From The Root:
In this excerpt of “The Hemingses of Monticello,” author Annette Gordon-Reed examines how Sally Hemings and her brother, the chef James Hemings, enjoyed the cosmopolitan lifestyle of Paris in the 1770s while living with Thomas Jefferson during his stint as Ambassador to France. Teenaged Sally gets her own pay and taste of freedom that eluded her back home in Virginia.
Sept. 22, 2008–The home that Sally Hemings moved to was just inside the city limits of Paris. The HÃ´tel de Langeac was right next to the Grille de Chaillot, one of the many gated entry points into what was still at the time a walled city.
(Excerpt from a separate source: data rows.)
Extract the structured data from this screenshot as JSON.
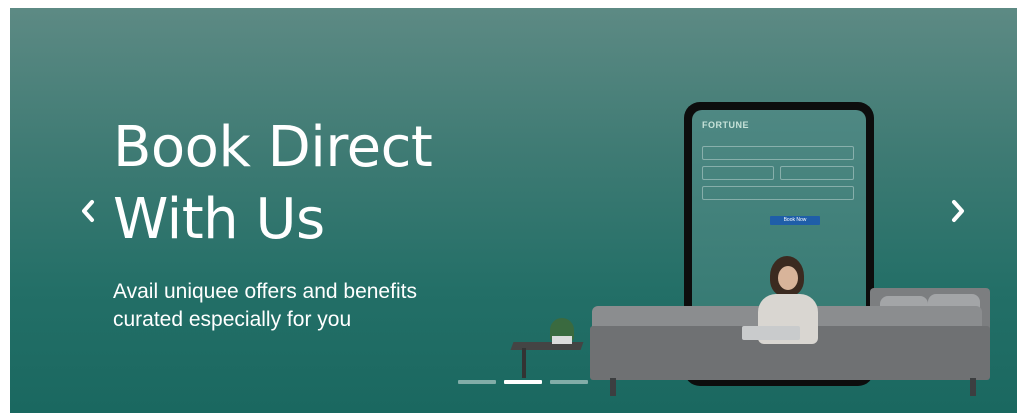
{
  "banner": {
    "headline_line1": "Book Direct",
    "headline_line2": "With Us",
    "subline_line1": "Avail uniquee offers and benefits",
    "subline_line2": "curated especially for you",
    "phone_logo": "FORTUNE",
    "phone_button": "Book Now",
    "icons": {
      "prev": "chevron-left-icon",
      "next": "chevron-right-icon"
    },
    "slides": {
      "count": 3,
      "active": 2
    },
    "colors": {
      "background_top": "#5d8a84",
      "background_bottom": "#1a6860",
      "text": "#ffffff",
      "phone_button": "#1f5ea8"
    }
  }
}
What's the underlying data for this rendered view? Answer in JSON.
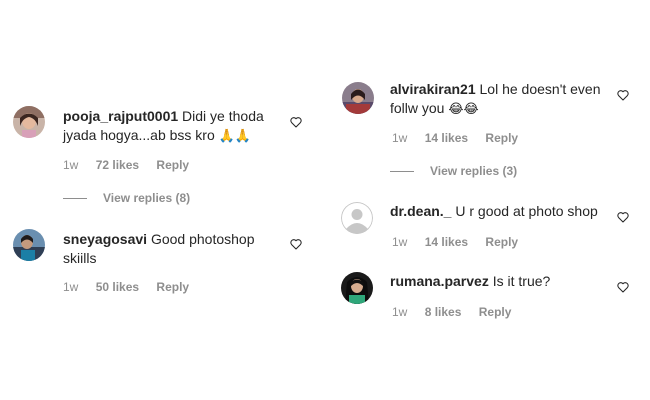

The house, abutting the Champs-ElysÃ©es and along the rue Neuve de Berri, was more expensive than Jefferson could afford. He thought, however, that his position demanded a suitable residence for all the entertaining that he expected to do.
This residence was truly worthy of a French aristocrat. The expansive grounds entered by a way of an impressive courtyard, contained “green houses,” an extensive kitchen garden, and another “graceful” one that Jefferson pronounced “clever.” Just off the entryway into the courtyard were the porter’s lodge and servants’ quarters.
Living at such a place gave both Sally and her brother James Hemingses ample opportunity to compare their surroundings in Paris with those they had seen in Virginia, and they could only have found Virginian residences wanting. The amenity of having indoor bathrooms was remarkable for both them and the Jeffersons.. The very complexity of the house, with its multiple stairways (one large formal one and two smaller private ones) and its numerous passageways leading into different areas of the mansion, no doubt piqued their interest as well.